On July 25, Pakistan votes to elect 272 MNAs (equivalent to MPs) as well as hundreds of hopeful candidates to provincial assemblies. Around 30 political parties and over 12,000 candidates hope to win votes in an election that is plagued by allegations of campaign finance fraud, military involvement and sex scandals.
But other than the stalwarts of Pakistan’s politics, there are the 5 transgender candidates who hope to win seats in either National Assembly or provincial assemblies:
Nadeem, a radio show host in Islamabad, is running as an independent candidate and one of her opponents is former Prime Minister Shahid Khaqan Abbasi and Pakistan Tehreek-e-Insaaf (PTI) leader Imran Khan. She campaigns for education reform, transparency in election funding and the availability of clean water among other issues. Having campaigned from door-to-door, she told TIME Magazine,
“I’m not considered a real threat. People hear about my election run and think it’s a joke, they just start to laugh.”
But she hasn’t lost hope and says that the people from her community cannot be stopped from voicing their concerns.
Unlike Nadeem, Ali is campaigning on a party ticket, representing a PTI faction led by Ayesha Gulalai. An acid attack survivor, Ali is running for the provincial seat in Punjab Assembly. She told TIME,
“Until you can influence the laws, you are their slaves — you are following rules and laws set by someone else. We are not just the voice of the transgender community, we are also the voice of women and minorities.”
Having previously contested in 2013, Lal is contesting again this year. But now, she complains of having received death threats, alleging that many of her opponents can’t stand the fact that they’re running against a candidate who identifies as transgender. Contesting for a seat in the National Assembly, Lal has campaigned for improvements in infrastructure and checking widespread corruption in Pakistan.
Contesting from a provincial assembly seat in Khyber Pakhtunkhwa, Khan was kicked out of her home when she was a teenager and had to resort to begging and sex work to earn a living. She told Al Jazeera,
“My mother kicked me out saying we cannot accept a transgender in our house. She said my father was humiliated because of me in the society and that people laugh at us.”
If elected, she promises to make medicines available in the hospitals of her constituency and promote education. She is also studying to get a tourism and hospitality diploma.
An independent candidate contesting for a seat in the National Assembly, Resham is campaigning to expand transgender rights and wants all members of her community to get a voter ID.
Also, for the first time, the Election Commission of Pakistan has given ‘observer’ duty to 25 members of the transgender community. 13 transgender candidates had filed nomination to contest in this year’s election, however, 8 of them had to drop out due to lack of campaign funds.

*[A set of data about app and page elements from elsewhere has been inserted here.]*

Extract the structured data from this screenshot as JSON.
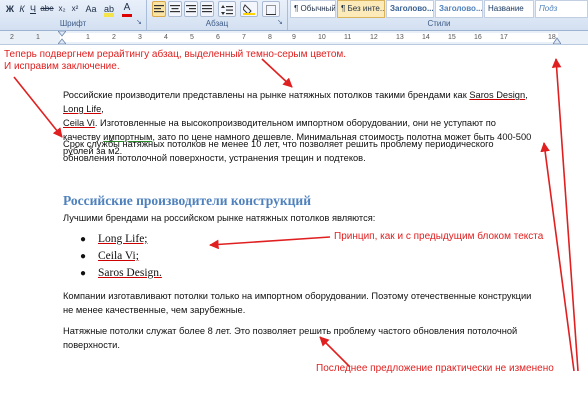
{
  "ribbon": {
    "groups": {
      "font": "Шрифт",
      "paragraph": "Абзац",
      "styles": "Стили"
    },
    "styles": [
      "¶ Обычный",
      "¶ Без инте...",
      "Заголово...",
      "Заголово...",
      "Название",
      "Подз"
    ],
    "font_controls": [
      "Ж",
      "К",
      "Ч",
      "abe",
      "x₂",
      "x²",
      "Aa",
      "A"
    ]
  },
  "ruler": {
    "ticks": [
      "2",
      "1",
      "1",
      "2",
      "3",
      "4",
      "5",
      "6",
      "7",
      "8",
      "9",
      "10",
      "11",
      "12",
      "13",
      "14",
      "15",
      "16",
      "17",
      "18"
    ]
  },
  "notes": {
    "top": "Теперь подвергнем рерайтингу абзац, выделенный темно-серым цветом.",
    "top2": "И исправим заключение.",
    "middle": "Принцип, как и с предыдущим блоком текста",
    "bottom": "Последнее предложение практически не изменено"
  },
  "document": {
    "para1": {
      "a": "Российские производители представлены на рынке натяжных потолков такими брендами как ",
      "brand1": "Saros Design",
      "sep1": ", ",
      "brand2": "Long Life",
      "sep2": ",",
      "brand3": "Ceila Vi",
      "b": ". Изготовленные на высокопроизводительном импортном оборудовании, они не уступают по качеству ",
      "word": "импортным",
      "c": ", зато по цене намного дешевле. Минимальная стоимость полотна может быть 400-500  рублей за м2."
    },
    "para2": "Срок службы натяжных потолков не менее 10 лет, что позволяет решить проблему периодического обновления потолочной поверхности, устранения трещин и подтеков.",
    "heading": "Российские производители конструкций",
    "intro": "Лучшими брендами на российском рынке натяжных потолков  являются:",
    "list": [
      "Long Life;",
      "Ceila Vi;",
      "Saros Design."
    ],
    "para3": "Компании изготавливают потолки только на импортном оборудовании. Поэтому отечественные конструкции не менее качественные, чем зарубежные.",
    "para4": "Натяжные потолки служат более 8 лет. Это позволяет решить проблему частого обновления потолочной поверхности."
  },
  "colors": {
    "annotation": "#e02020",
    "heading": "#4f81bd"
  }
}
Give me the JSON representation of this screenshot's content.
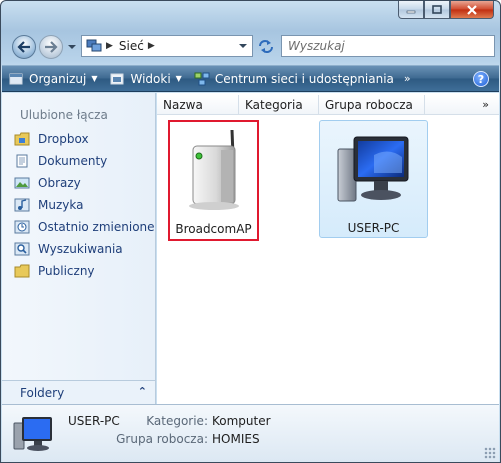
{
  "window": {
    "address": {
      "crumb": "Sieć"
    },
    "search": {
      "placeholder": "Wyszukaj"
    }
  },
  "toolbar": {
    "organize": "Organizuj",
    "views": "Widoki",
    "network_center": "Centrum sieci i udostępniania",
    "more": "»",
    "help": "?"
  },
  "nav": {
    "title": "Ulubione łącza",
    "items": [
      {
        "label": "Dropbox",
        "icon": "dropbox-folder-icon"
      },
      {
        "label": "Dokumenty",
        "icon": "documents-icon"
      },
      {
        "label": "Obrazy",
        "icon": "pictures-icon"
      },
      {
        "label": "Muzyka",
        "icon": "music-icon"
      },
      {
        "label": "Ostatnio zmienione",
        "icon": "recent-icon"
      },
      {
        "label": "Wyszukiwania",
        "icon": "searches-icon"
      },
      {
        "label": "Publiczny",
        "icon": "public-folder-icon"
      }
    ],
    "folders_label": "Foldery"
  },
  "columns": [
    "Nazwa",
    "Kategoria",
    "Grupa robocza"
  ],
  "columns_more": "»",
  "items": [
    {
      "name": "BroadcomAP",
      "icon": "router-icon",
      "highlighted": true
    },
    {
      "name": "USER-PC",
      "icon": "computer-icon",
      "selected": true
    }
  ],
  "details": {
    "name": "USER-PC",
    "category_label": "Kategorie:",
    "category_value": "Komputer",
    "workgroup_label": "Grupa robocza:",
    "workgroup_value": "HOMIES"
  },
  "colors": {
    "command_bar": "#3f6a91",
    "highlight_border": "#e0192f",
    "selection": "#d5ebfb"
  }
}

2018 proved to be a big year for transgender rights in Pakistan as both the Senate and National Assembly passed the Transgender Persons (Protection of Rights) Act under which transgenders could self-identify their gender, are guaranteed right to inherit assets and can run for public office. In 2010, Pakistan’s Supreme Court ordered full recognition of the transgender community and later, they were included in the national census as well.